ACTIVITY – Take every line from the listing below that includes "للصورة" and copy it.

____ GIVEN RECORDS

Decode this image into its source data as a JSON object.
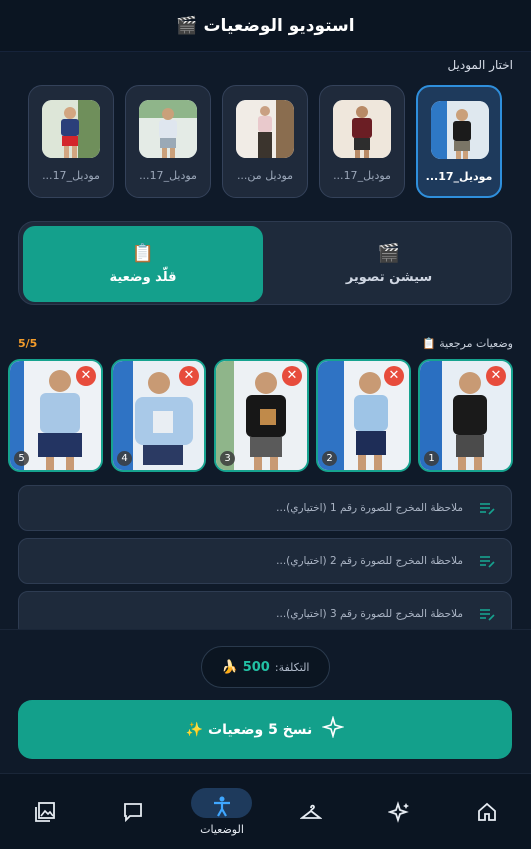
{
  "header": {
    "title": "استوديو الوضعيات 🎬"
  },
  "models_section": {
    "label": "اختار الموديل",
    "models": [
      {
        "name": "موديل_17...",
        "selected": true
      },
      {
        "name": "موديل_17..."
      },
      {
        "name": "موديل من..."
      },
      {
        "name": "موديل_17..."
      },
      {
        "name": "موديل_17..."
      }
    ]
  },
  "mode_toggle": {
    "session": {
      "icon": "🎬",
      "label": "سيشن تصوير"
    },
    "copy_pose": {
      "icon": "📋",
      "label": "قلّد وضعية"
    }
  },
  "references": {
    "title": "وضعيات مرجعية 📋",
    "count": "5/5",
    "items": [
      {
        "num": "1",
        "remove": "✕"
      },
      {
        "num": "2",
        "remove": "✕"
      },
      {
        "num": "3",
        "remove": "✕"
      },
      {
        "num": "4",
        "remove": "✕"
      },
      {
        "num": "5",
        "remove": "✕"
      }
    ]
  },
  "notes": [
    {
      "placeholder": "ملاحظة المخرج للصورة رقم 1 (اختياري)..."
    },
    {
      "placeholder": "ملاحظة المخرج للصورة رقم 2 (اختياري)..."
    },
    {
      "placeholder": "ملاحظة المخرج للصورة رقم 3 (اختياري)..."
    }
  ],
  "cost": {
    "label": "التكلفة:",
    "value": "500",
    "icon": "🍌"
  },
  "primary_action": {
    "label": "نسخ 5 وضعيات ✨",
    "icon": "sparkles-icon"
  },
  "tabbar": {
    "tabs": [
      {
        "name": "home-icon",
        "label": ""
      },
      {
        "name": "sparkles-icon",
        "label": ""
      },
      {
        "name": "hanger-icon",
        "label": ""
      },
      {
        "name": "pose-icon",
        "label": "الوضعيات",
        "active": true
      },
      {
        "name": "chat-icon",
        "label": ""
      },
      {
        "name": "gallery-icon",
        "label": ""
      }
    ]
  },
  "colors": {
    "accent_teal": "#13a08b",
    "selected_blue": "#2f8fdc",
    "count_orange": "#f39c2b",
    "remove_red": "#e74c3c"
  }
}
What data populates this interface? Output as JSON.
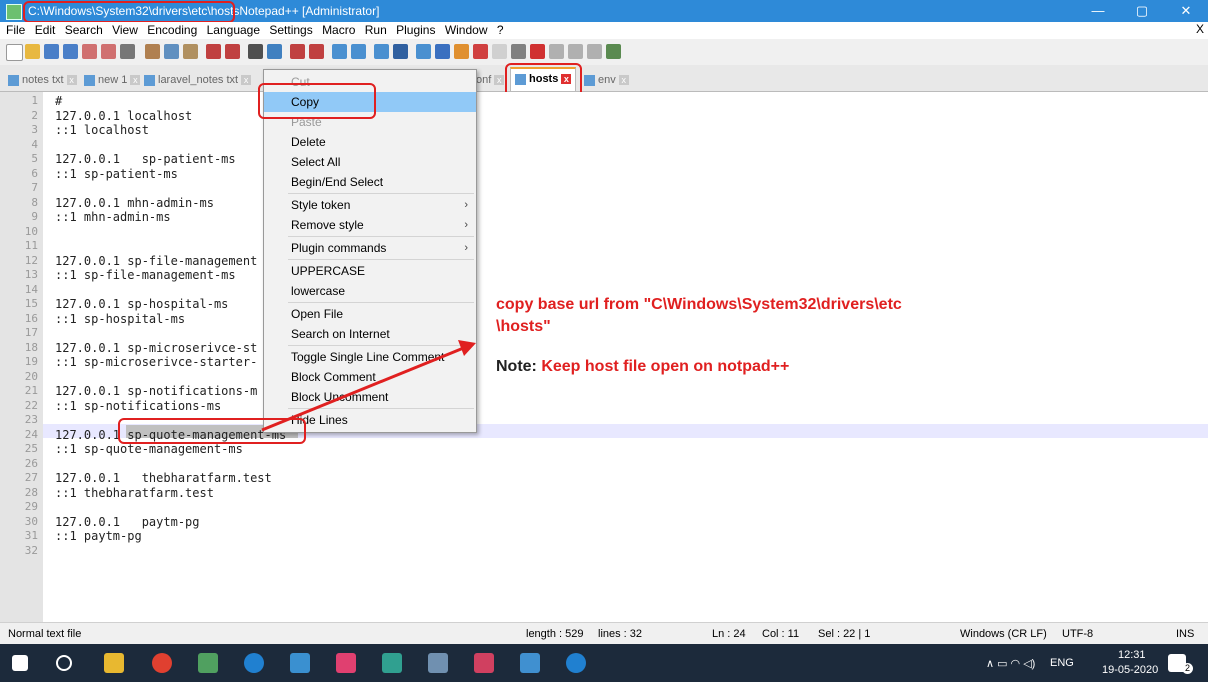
{
  "window": {
    "title_path": "C:\\Windows\\System32\\drivers\\etc\\hosts",
    "title_rest": " - Notepad++ [Administrator]",
    "minimize": "—",
    "maximize": "▢",
    "close": "✕"
  },
  "menubar": {
    "items": [
      "File",
      "Edit",
      "Search",
      "View",
      "Encoding",
      "Language",
      "Settings",
      "Macro",
      "Run",
      "Plugins",
      "Window",
      "?"
    ],
    "close": "X"
  },
  "tabs": [
    {
      "label": "notes txt"
    },
    {
      "label": "new 1"
    },
    {
      "label": "laravel_notes txt"
    },
    {
      "label": "onf"
    },
    {
      "label": "hosts",
      "active": true
    },
    {
      "label": "env"
    }
  ],
  "editor": {
    "lines": [
      "#",
      "127.0.0.1 localhost",
      "::1 localhost",
      "",
      "127.0.0.1   sp-patient-ms",
      "::1 sp-patient-ms",
      "",
      "127.0.0.1 mhn-admin-ms",
      "::1 mhn-admin-ms",
      "",
      "",
      "127.0.0.1 sp-file-management",
      "::1 sp-file-management-ms",
      "",
      "127.0.0.1 sp-hospital-ms",
      "::1 sp-hospital-ms",
      "",
      "127.0.0.1 sp-microserivce-st",
      "::1 sp-microserivce-starter-",
      "",
      "127.0.0.1 sp-notifications-m",
      "::1 sp-notifications-ms",
      "",
      "127.0.0.1 sp-quote-management-ms",
      "::1 sp-quote-management-ms",
      "",
      "127.0.0.1   thebharatfarm.test",
      "::1 thebharatfarm.test",
      "",
      "127.0.0.1   paytm-pg",
      "::1 paytm-pg",
      ""
    ]
  },
  "context_menu": {
    "items": [
      {
        "label": "Cut",
        "dim": true
      },
      {
        "label": "Copy",
        "highlighted": true
      },
      {
        "label": "Paste",
        "dim": true
      },
      {
        "label": "Delete"
      },
      {
        "label": "Select All"
      },
      {
        "label": "Begin/End Select"
      },
      {
        "label": "Style token",
        "submenu": true
      },
      {
        "label": "Remove style",
        "submenu": true
      },
      {
        "label": "Plugin commands",
        "submenu": true
      },
      {
        "label": "UPPERCASE"
      },
      {
        "label": "lowercase"
      },
      {
        "label": "Open File"
      },
      {
        "label": "Search on Internet"
      },
      {
        "label": "Toggle Single Line Comment"
      },
      {
        "label": "Block Comment"
      },
      {
        "label": "Block Uncomment"
      },
      {
        "label": "Hide Lines"
      }
    ]
  },
  "annotation": {
    "line1": "copy base url from \"C\\Windows\\System32\\drivers\\etc",
    "line2": "\\hosts\"",
    "note_label": "Note: ",
    "note_text": "Keep host file open on notpad++",
    "color": "#e02020"
  },
  "statusbar": {
    "filetype": "Normal text file",
    "length": "length : 529",
    "lines": "lines : 32",
    "ln": "Ln : 24",
    "col": "Col : 11",
    "sel": "Sel : 22 | 1",
    "eol": "Windows (CR LF)",
    "encoding": "UTF-8",
    "mode": "INS"
  },
  "taskbar": {
    "tray_lang": "ENG",
    "time": "12:31",
    "date": "19-05-2020",
    "notif_count": "2"
  }
}
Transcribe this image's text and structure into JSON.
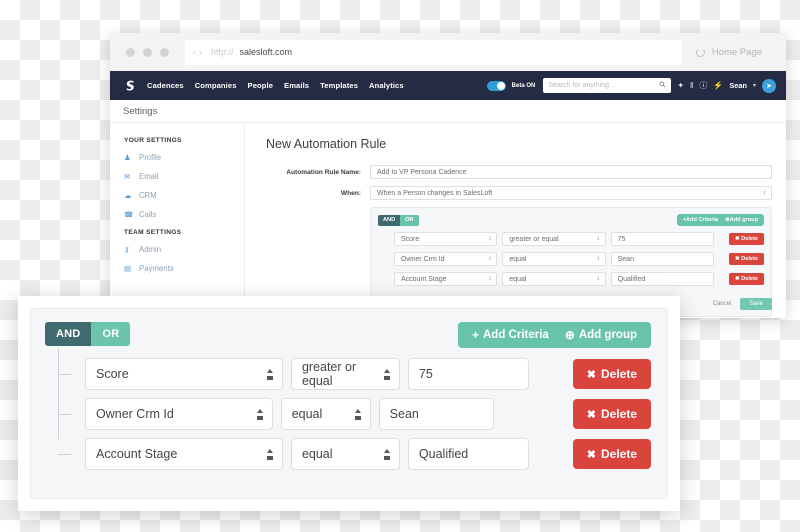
{
  "browser": {
    "url_protocol": "http://",
    "url_host": "salesloft.com",
    "nav_back": "‹",
    "nav_forward": "›",
    "home_page_label": "Home Page",
    "reload_icon": "reload-icon"
  },
  "appnav": {
    "logo": "salesloft-logo",
    "links": [
      {
        "label": "Cadences"
      },
      {
        "label": "Companies"
      },
      {
        "label": "People"
      },
      {
        "label": "Emails"
      },
      {
        "label": "Templates"
      },
      {
        "label": "Analytics"
      }
    ],
    "beta_label": "Beta ON",
    "search_placeholder": "Search for anything...",
    "search_icon": "○",
    "icons": [
      {
        "name": "sparkle-icon",
        "glyph": "✦"
      },
      {
        "name": "bars-icon",
        "glyph": "‖"
      },
      {
        "name": "info-icon",
        "glyph": "ⓘ"
      },
      {
        "name": "bolt-icon",
        "glyph": "⚡"
      }
    ],
    "user_name": "Sean",
    "caret": "▾",
    "avatar_glyph": "➤"
  },
  "settings_tab": {
    "label": "Settings"
  },
  "sidebar": {
    "group_1_title": "YOUR SETTINGS",
    "group_1_items": [
      {
        "label": "Profile",
        "icon": "user-icon",
        "glyph": "♟"
      },
      {
        "label": "Email",
        "icon": "envelope-icon",
        "glyph": "✉"
      },
      {
        "label": "CRM",
        "icon": "cloud-icon",
        "glyph": "☁"
      },
      {
        "label": "Calls",
        "icon": "phone-icon",
        "glyph": "☎"
      }
    ],
    "group_2_title": "TEAM SETTINGS",
    "group_2_items": [
      {
        "label": "Admin",
        "icon": "key-icon",
        "glyph": "⚷"
      },
      {
        "label": "Payments",
        "icon": "card-icon",
        "glyph": "▤"
      }
    ]
  },
  "main": {
    "title": "New Automation Rule",
    "rule_name_label": "Automation Rule Name:",
    "rule_name_value": "Add to VP Persona Cadence",
    "when_label": "When:",
    "when_value": "When a Person changes in SalesLoft",
    "and_label": "AND",
    "or_label": "OR",
    "add_criteria_label": "Add Criteria",
    "add_group_label": "Add group",
    "add_criteria_icon": "+",
    "add_group_icon": "⊕",
    "delete_label": "Delete",
    "delete_icon": "✖",
    "criteria": [
      {
        "attribute": "Score",
        "operator": "greater or equal",
        "value": "75"
      },
      {
        "attribute": "Owner Crm Id",
        "operator": "equal",
        "value": "Sean"
      },
      {
        "attribute": "Account Stage",
        "operator": "equal",
        "value": "Qualified"
      }
    ],
    "cancel_label": "Cancel",
    "save_label": "Save"
  },
  "foreground": {
    "and_label": "AND",
    "or_label": "OR",
    "add_criteria_label": "Add Criteria",
    "add_group_label": "Add group",
    "add_criteria_icon": "+",
    "add_group_icon": "⊕",
    "delete_label": "Delete",
    "delete_icon": "✖",
    "criteria": [
      {
        "attribute": "Score",
        "operator": "greater or equal",
        "value": "75"
      },
      {
        "attribute": "Owner Crm Id",
        "operator": "equal",
        "value": "Sean"
      },
      {
        "attribute": "Account Stage",
        "operator": "equal",
        "value": "Qualified"
      }
    ]
  },
  "colors": {
    "nav_dark": "#262b44",
    "accent_green": "#68c3ab",
    "and_teal": "#3f6b6e",
    "delete_red": "#d9443c",
    "link_blue": "#5b9bd5"
  }
}
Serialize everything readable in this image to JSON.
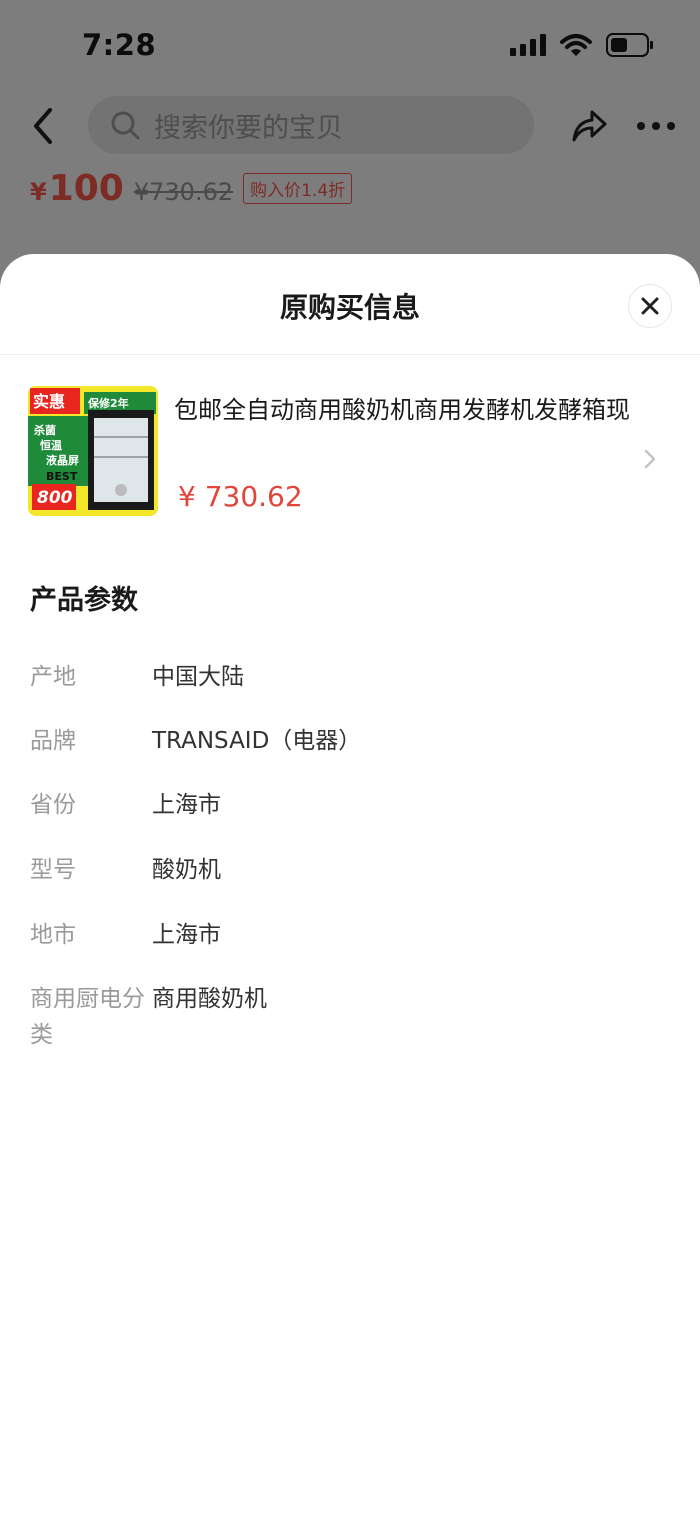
{
  "status_bar": {
    "time": "7:28"
  },
  "search": {
    "placeholder": "搜索你要的宝贝"
  },
  "price": {
    "currency": "¥",
    "current": "100",
    "original": "¥730.62",
    "discount_tag": "购入价1.4折"
  },
  "sheet": {
    "title": "原购买信息",
    "product": {
      "title": "包邮全自动商用酸奶机商用发酵机发酵箱现",
      "price": "¥ 730.62",
      "thumb_texts": {
        "badge_left": "实惠",
        "badge_right": "保修2年",
        "features": [
          "杀菌",
          "恒温",
          "液晶屏"
        ],
        "best": "BEST",
        "price": "800"
      }
    },
    "params_title": "产品参数",
    "params": [
      {
        "key": "产地",
        "value": "中国大陆"
      },
      {
        "key": "品牌",
        "value": "TRANSAID（电器）"
      },
      {
        "key": "省份",
        "value": "上海市"
      },
      {
        "key": "型号",
        "value": "酸奶机"
      },
      {
        "key": "地市",
        "value": "上海市"
      },
      {
        "key": "商用厨电分类",
        "value": "商用酸奶机"
      }
    ]
  },
  "icons": {
    "back": "back-icon",
    "search": "search-icon",
    "share": "share-icon",
    "more": "more-icon",
    "close": "close-icon",
    "chevron": "chevron-right-icon"
  },
  "colors": {
    "price_red": "#e2463a",
    "overlay": "#7d7d7d",
    "sheet_bg": "#ffffff"
  }
}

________

WRITTEN ANSWER –
      "placeholder": "ملاحظة المخرج للصورة رقم 1 (اختياري)..."
      "placeholder": "ملاحظة المخرج للصورة رقم 2 (اختياري)..."
      "placeholder": "ملاحظة المخرج للصورة رقم 3 (اختياري)..."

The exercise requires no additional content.